Banks keep a reserve to handle problem assets known as an "allowance for loan and lease losses." Comparing how large that reserve is to the total amount of at-risk loans can be a widely used indicator when evaluating a bank's ability to manage troubled assets. Jefferson Bank and Trust Company's loan loss allowance was 11,000.00 percent of its total noncurrent loans, above the national average. All else being equal, a higher ratio of loan loss allowance to noncurrent loans is better.

Earnings score

How profitable a bank is affects its long-term survivability. Earnings can be retained by the bank, giving a boost to its capital cushion, or be used to deal with problematic loans, likely making the bank more resilient in tough times. Conversely, losses lessen a bank's ability to do those things.

Jefferson Bank and Trust Company scored 14 out of a possible 30 on Bankrate's earnings test, lower than the national average of 15.12.

Return on equity, calculated by dividing net income (profit, essentially) by total equity, is one important way to measure a bank's earnings. Jefferson Bank and Trust Company's most recent annualized quarterly return on equity was 6.80 percent, below the national average of 8.10 percent.

For the twelve months ended December 31, 2017, the bank earned net income of $4.7 million on total equity of $67.5 million. The bank had an annualized return on average assets, or ROA, of 0.79 percent, below the 1 percent deemed satisfactory in accordance with industry standards and below the average for U.S. banks of 1.00 percent.

WHAT IS SAFE & SOUND?

Bankrate.com's Safe & Sound Ratings provide a star rating system to evaluate the current financial status of financial institutions. The information gathered about banks, credit unions and thrifts is updated as set forth in the Terms of Use of Safe & Sound Ratings and Reports. The Safe & Sound Ratings information is grouped by categories of banks, thrifts and credit unions.

Scoring methodology

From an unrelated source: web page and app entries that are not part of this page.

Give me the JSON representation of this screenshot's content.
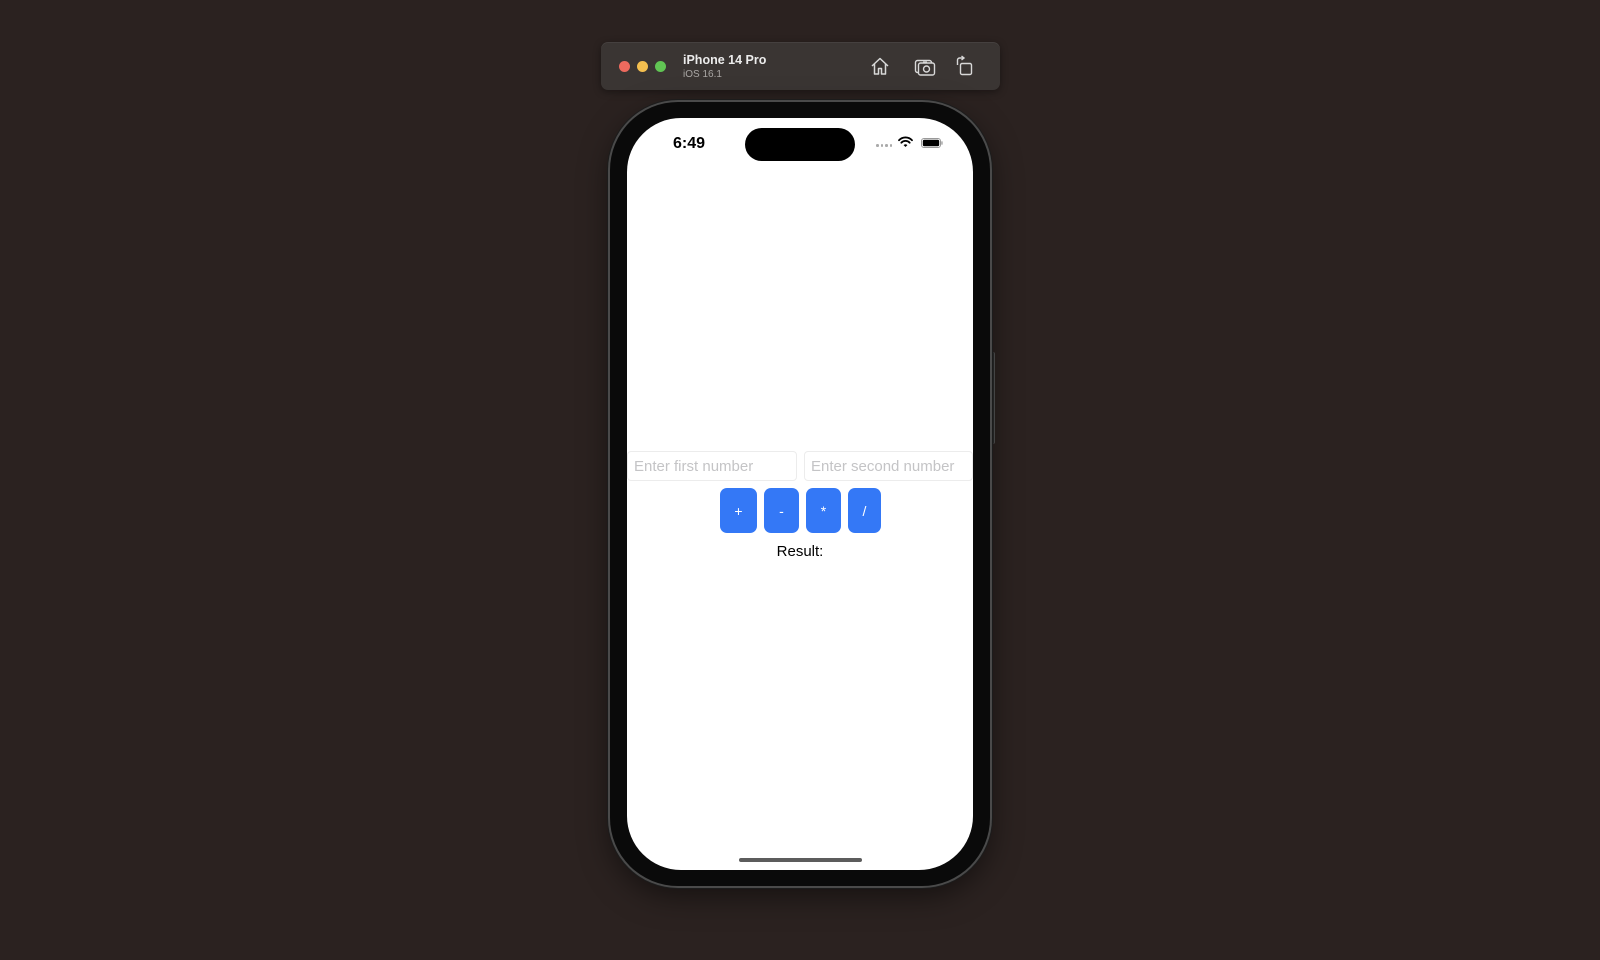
{
  "simulator": {
    "device_name": "iPhone 14 Pro",
    "os_version": "iOS 16.1",
    "toolbar_icons": [
      "home-icon",
      "screenshot-icon",
      "rotate-icon"
    ]
  },
  "status_bar": {
    "time": "6:49",
    "icons": [
      "cellular-dots-icon",
      "wifi-icon",
      "battery-icon"
    ]
  },
  "app": {
    "first_input": {
      "value": "",
      "placeholder": "Enter first number"
    },
    "second_input": {
      "value": "",
      "placeholder": "Enter second number"
    },
    "operations": [
      {
        "label": "+"
      },
      {
        "label": "-"
      },
      {
        "label": "*"
      },
      {
        "label": "/"
      }
    ],
    "result_label": "Result:",
    "accent_color": "#3478f6"
  }
}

Bankrate.com evaluates the financial condition of institutions and assigns a one- to five-star rating for each with five stars representing the highest rating. Institutions with satisfactory performance will generally receive a rating of three or more stars. The majority of institutions fall into the three- to four-star range. An institution with an "NR" rating may be too new to rate or may have limited the publicly available information in their regulatory filings. The "NR" is not an indication of financial strength or weakness. The Safe & Sound rating is believed to be reliable, but the information is not guaranteed. In addition, events since the information was collected may have altered the institution's financial condition.